[INFORMATION PROVIDED Boundary: Start]

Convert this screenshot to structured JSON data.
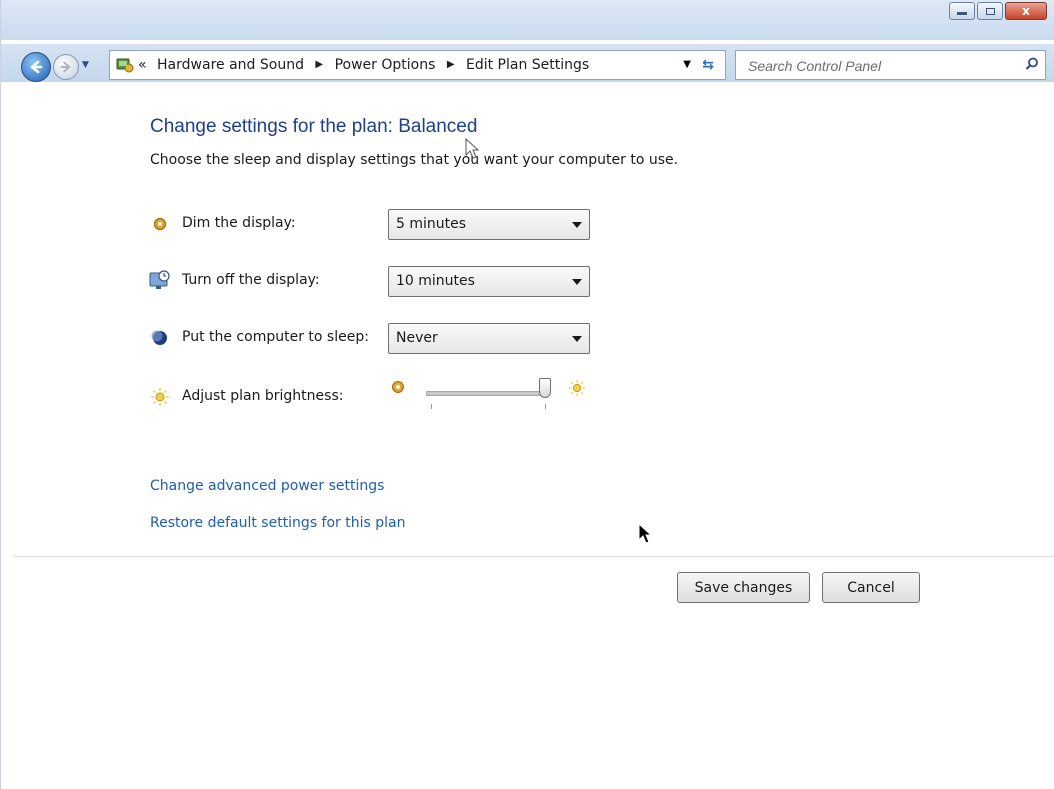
{
  "window": {
    "controls": {
      "minimize_icon": "minimize-icon",
      "maximize_icon": "maximize-icon",
      "close_icon": "close-icon",
      "close_glyph": "x"
    }
  },
  "navigation": {
    "breadcrumbs": [
      "Hardware and Sound",
      "Power Options",
      "Edit Plan Settings"
    ],
    "overflow_glyph": "«",
    "separator_glyph": "▶",
    "search_placeholder": "Search Control Panel"
  },
  "page": {
    "title": "Change settings for the plan: Balanced",
    "subtitle": "Choose the sleep and display settings that you want your computer to use."
  },
  "settings": {
    "dim_display": {
      "label": "Dim the display:",
      "value": "5 minutes",
      "icon": "dim-display-icon"
    },
    "turn_off_display": {
      "label": "Turn off the display:",
      "value": "10 minutes",
      "icon": "monitor-clock-icon"
    },
    "sleep": {
      "label": "Put the computer to sleep:",
      "value": "Never",
      "icon": "moon-sleep-icon"
    },
    "brightness": {
      "label": "Adjust plan brightness:",
      "value_fraction": 1.0,
      "icon": "brightness-icon"
    }
  },
  "links": {
    "advanced": "Change advanced power settings",
    "restore": "Restore default settings for this plan"
  },
  "buttons": {
    "save": "Save changes",
    "cancel": "Cancel"
  },
  "colors": {
    "title": "#1e3e8f",
    "link": "#1e5eb0",
    "close_button": "#c6422a"
  }
}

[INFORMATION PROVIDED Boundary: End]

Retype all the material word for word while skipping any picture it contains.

## EXPECTED ANSWER
Convert this screenshot to structured JSON data.
{
  "window": {
    "controls": {
      "minimize_icon": "minimize-icon",
      "maximize_icon": "maximize-icon",
      "close_icon": "close-icon",
      "close_glyph": "x"
    }
  },
  "navigation": {
    "breadcrumbs": [
      "Hardware and Sound",
      "Power Options",
      "Edit Plan Settings"
    ],
    "overflow_glyph": "«",
    "separator_glyph": "▶",
    "search_placeholder": "Search Control Panel"
  },
  "page": {
    "title": "Change settings for the plan: Balanced",
    "subtitle": "Choose the sleep and display settings that you want your computer to use."
  },
  "settings": {
    "dim_display": {
      "label": "Dim the display:",
      "value": "5 minutes",
      "icon": "dim-display-icon"
    },
    "turn_off_display": {
      "label": "Turn off the display:",
      "value": "10 minutes",
      "icon": "monitor-clock-icon"
    },
    "sleep": {
      "label": "Put the computer to sleep:",
      "value": "Never",
      "icon": "moon-sleep-icon"
    },
    "brightness": {
      "label": "Adjust plan brightness:",
      "value_fraction": 1.0,
      "icon": "brightness-icon"
    }
  },
  "links": {
    "advanced": "Change advanced power settings",
    "restore": "Restore default settings for this plan"
  },
  "buttons": {
    "save": "Save changes",
    "cancel": "Cancel"
  },
  "colors": {
    "title": "#1e3e8f",
    "link": "#1e5eb0",
    "close_button": "#c6422a"
  }
}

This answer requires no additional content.